Task statement
Show all lines from the data that include the word "name".

Data under study
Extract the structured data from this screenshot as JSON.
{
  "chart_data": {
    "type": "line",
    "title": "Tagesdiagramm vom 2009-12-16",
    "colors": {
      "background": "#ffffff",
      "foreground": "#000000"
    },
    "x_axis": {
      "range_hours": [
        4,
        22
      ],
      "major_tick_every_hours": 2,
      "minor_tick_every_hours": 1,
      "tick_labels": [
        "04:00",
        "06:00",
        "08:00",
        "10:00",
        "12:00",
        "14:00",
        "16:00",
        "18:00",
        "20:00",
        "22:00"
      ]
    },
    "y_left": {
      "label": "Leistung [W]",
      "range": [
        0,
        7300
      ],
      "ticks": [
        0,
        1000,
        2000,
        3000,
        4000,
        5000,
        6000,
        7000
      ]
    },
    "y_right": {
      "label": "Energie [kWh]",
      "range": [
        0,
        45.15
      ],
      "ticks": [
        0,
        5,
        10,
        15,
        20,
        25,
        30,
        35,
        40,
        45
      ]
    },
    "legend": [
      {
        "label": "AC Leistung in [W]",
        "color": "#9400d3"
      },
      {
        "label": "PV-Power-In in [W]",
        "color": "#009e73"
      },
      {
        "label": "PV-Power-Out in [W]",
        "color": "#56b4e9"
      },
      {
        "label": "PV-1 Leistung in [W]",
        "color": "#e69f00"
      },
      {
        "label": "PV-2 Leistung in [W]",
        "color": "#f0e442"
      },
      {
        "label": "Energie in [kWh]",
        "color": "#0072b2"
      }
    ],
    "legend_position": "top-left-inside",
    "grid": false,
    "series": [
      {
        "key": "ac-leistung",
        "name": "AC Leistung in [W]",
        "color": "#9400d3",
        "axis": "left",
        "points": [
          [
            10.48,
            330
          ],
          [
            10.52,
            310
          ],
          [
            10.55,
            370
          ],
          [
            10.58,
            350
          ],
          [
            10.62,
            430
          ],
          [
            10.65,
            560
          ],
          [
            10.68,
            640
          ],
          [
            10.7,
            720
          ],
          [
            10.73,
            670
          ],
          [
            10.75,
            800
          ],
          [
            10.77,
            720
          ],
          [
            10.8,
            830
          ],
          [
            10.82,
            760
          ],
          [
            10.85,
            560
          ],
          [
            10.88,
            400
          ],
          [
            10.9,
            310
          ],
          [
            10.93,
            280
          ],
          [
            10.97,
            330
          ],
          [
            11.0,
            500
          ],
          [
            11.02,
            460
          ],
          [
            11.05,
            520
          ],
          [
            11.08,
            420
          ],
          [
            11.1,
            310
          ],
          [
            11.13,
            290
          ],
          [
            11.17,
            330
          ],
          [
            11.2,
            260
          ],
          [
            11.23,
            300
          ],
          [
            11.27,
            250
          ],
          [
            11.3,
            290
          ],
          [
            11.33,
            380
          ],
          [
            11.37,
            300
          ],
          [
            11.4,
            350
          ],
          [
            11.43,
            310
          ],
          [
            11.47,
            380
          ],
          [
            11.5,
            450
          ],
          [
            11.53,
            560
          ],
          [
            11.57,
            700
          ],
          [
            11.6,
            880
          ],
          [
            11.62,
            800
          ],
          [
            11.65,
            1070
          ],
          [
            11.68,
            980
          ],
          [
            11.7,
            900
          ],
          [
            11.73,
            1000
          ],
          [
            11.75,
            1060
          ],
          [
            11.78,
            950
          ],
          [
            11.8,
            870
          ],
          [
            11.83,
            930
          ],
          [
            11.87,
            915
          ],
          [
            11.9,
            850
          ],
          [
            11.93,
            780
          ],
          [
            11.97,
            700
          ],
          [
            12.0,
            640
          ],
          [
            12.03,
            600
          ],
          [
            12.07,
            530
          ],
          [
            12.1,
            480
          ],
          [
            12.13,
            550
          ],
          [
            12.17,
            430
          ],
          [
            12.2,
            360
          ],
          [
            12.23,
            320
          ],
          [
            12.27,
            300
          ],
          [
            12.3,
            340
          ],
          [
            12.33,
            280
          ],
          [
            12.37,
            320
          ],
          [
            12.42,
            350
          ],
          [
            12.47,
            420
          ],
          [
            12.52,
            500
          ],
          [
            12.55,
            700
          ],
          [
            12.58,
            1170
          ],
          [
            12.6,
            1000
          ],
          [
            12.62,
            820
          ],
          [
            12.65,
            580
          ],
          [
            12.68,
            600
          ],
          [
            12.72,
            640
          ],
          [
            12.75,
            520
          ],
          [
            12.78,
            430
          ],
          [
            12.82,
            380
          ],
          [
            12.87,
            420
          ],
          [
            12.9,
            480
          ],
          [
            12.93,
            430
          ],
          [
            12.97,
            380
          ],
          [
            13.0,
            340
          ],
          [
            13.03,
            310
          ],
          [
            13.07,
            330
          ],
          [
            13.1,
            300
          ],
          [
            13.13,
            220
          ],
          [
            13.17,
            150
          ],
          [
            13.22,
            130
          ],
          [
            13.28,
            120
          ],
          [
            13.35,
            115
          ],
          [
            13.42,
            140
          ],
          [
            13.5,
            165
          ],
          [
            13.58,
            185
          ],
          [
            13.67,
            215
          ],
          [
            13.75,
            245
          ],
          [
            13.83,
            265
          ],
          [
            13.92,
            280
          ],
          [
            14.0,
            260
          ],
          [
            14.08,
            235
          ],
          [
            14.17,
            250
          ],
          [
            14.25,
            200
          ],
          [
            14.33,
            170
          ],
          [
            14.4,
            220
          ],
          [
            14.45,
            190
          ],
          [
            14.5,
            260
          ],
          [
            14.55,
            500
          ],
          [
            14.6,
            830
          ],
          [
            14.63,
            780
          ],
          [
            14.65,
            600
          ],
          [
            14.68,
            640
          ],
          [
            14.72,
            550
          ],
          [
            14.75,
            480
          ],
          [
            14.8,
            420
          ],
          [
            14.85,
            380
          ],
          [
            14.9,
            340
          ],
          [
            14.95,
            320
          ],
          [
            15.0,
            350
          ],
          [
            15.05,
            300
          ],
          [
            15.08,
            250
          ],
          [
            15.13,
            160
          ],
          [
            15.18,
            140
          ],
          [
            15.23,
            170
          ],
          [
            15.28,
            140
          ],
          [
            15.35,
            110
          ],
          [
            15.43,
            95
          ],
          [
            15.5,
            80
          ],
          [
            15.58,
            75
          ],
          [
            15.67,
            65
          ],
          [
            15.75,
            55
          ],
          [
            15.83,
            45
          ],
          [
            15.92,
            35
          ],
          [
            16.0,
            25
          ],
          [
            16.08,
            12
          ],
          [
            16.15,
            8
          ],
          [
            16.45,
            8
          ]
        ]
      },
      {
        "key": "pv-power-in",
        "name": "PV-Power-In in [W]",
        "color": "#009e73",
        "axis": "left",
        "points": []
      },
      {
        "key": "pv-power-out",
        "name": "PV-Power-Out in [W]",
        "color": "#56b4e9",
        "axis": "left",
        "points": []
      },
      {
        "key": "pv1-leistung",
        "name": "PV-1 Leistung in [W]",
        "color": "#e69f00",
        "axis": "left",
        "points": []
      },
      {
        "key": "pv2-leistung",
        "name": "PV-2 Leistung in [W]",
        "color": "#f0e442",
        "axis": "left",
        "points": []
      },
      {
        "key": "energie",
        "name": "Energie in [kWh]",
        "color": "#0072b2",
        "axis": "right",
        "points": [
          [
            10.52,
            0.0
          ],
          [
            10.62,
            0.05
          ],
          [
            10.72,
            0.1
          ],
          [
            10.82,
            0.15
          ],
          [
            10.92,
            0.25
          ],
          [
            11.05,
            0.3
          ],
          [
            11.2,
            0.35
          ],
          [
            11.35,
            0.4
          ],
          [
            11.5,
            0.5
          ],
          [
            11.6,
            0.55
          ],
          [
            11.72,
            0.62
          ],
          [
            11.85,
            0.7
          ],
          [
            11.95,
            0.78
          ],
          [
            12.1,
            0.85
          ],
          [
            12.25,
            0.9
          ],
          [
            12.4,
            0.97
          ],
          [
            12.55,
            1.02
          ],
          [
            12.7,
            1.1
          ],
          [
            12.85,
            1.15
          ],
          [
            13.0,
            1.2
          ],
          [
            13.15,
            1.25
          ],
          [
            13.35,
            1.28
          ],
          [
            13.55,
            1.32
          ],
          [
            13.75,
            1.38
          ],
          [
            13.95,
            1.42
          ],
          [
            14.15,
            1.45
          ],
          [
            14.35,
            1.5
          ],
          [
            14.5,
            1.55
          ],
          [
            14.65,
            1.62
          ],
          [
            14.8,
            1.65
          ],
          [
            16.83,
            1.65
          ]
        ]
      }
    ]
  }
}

Exercise output
        "name": "AC Leistung in [W]",
        "name": "PV-Power-In in [W]",
        "name": "PV-Power-Out in [W]",
        "name": "PV-1 Leistung in [W]",
        "name": "PV-2 Leistung in [W]",
        "name": "Energie in [kWh]",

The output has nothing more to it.